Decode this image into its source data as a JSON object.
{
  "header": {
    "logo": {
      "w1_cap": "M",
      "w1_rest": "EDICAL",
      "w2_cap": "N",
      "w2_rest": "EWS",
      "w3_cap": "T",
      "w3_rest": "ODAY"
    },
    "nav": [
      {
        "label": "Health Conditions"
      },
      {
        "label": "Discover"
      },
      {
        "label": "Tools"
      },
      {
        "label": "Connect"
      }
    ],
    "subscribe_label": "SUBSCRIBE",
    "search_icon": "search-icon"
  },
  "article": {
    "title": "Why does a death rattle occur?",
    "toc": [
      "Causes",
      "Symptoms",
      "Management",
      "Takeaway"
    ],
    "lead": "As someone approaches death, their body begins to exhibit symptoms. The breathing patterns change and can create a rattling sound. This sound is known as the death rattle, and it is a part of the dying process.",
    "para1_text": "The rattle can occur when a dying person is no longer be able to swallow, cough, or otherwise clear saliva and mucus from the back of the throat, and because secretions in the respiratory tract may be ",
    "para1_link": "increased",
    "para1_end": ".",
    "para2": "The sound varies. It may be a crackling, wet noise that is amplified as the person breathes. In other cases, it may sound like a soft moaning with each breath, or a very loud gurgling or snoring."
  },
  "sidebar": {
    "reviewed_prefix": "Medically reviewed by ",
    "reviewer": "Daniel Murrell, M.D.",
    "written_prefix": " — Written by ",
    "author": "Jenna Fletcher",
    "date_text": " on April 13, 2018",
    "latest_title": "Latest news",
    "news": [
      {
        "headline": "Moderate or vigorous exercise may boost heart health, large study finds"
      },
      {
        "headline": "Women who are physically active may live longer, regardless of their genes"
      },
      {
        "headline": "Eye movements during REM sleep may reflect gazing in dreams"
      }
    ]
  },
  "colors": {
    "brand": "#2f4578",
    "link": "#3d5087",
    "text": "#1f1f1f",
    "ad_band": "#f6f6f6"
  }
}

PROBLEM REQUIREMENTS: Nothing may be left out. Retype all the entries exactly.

EXERCISE ANSWER:
Decode this image into its source data as a JSON object.
{
  "header": {
    "logo": {
      "w1_cap": "M",
      "w1_rest": "EDICAL",
      "w2_cap": "N",
      "w2_rest": "EWS",
      "w3_cap": "T",
      "w3_rest": "ODAY"
    },
    "nav": [
      {
        "label": "Health Conditions"
      },
      {
        "label": "Discover"
      },
      {
        "label": "Tools"
      },
      {
        "label": "Connect"
      }
    ],
    "subscribe_label": "SUBSCRIBE",
    "search_icon": "search-icon"
  },
  "article": {
    "title": "Why does a death rattle occur?",
    "toc": [
      "Causes",
      "Symptoms",
      "Management",
      "Takeaway"
    ],
    "lead": "As someone approaches death, their body begins to exhibit symptoms. The breathing patterns change and can create a rattling sound. This sound is known as the death rattle, and it is a part of the dying process.",
    "para1_text": "The rattle can occur when a dying person is no longer be able to swallow, cough, or otherwise clear saliva and mucus from the back of the throat, and because secretions in the respiratory tract may be ",
    "para1_link": "increased",
    "para1_end": ".",
    "para2": "The sound varies. It may be a crackling, wet noise that is amplified as the person breathes. In other cases, it may sound like a soft moaning with each breath, or a very loud gurgling or snoring."
  },
  "sidebar": {
    "reviewed_prefix": "Medically reviewed by ",
    "reviewer": "Daniel Murrell, M.D.",
    "written_prefix": " — Written by ",
    "author": "Jenna Fletcher",
    "date_text": " on April 13, 2018",
    "latest_title": "Latest news",
    "news": [
      {
        "headline": "Moderate or vigorous exercise may boost heart health, large study finds"
      },
      {
        "headline": "Women who are physically active may live longer, regardless of their genes"
      },
      {
        "headline": "Eye movements during REM sleep may reflect gazing in dreams"
      }
    ]
  },
  "colors": {
    "brand": "#2f4578",
    "link": "#3d5087",
    "text": "#1f1f1f",
    "ad_band": "#f6f6f6"
  }
}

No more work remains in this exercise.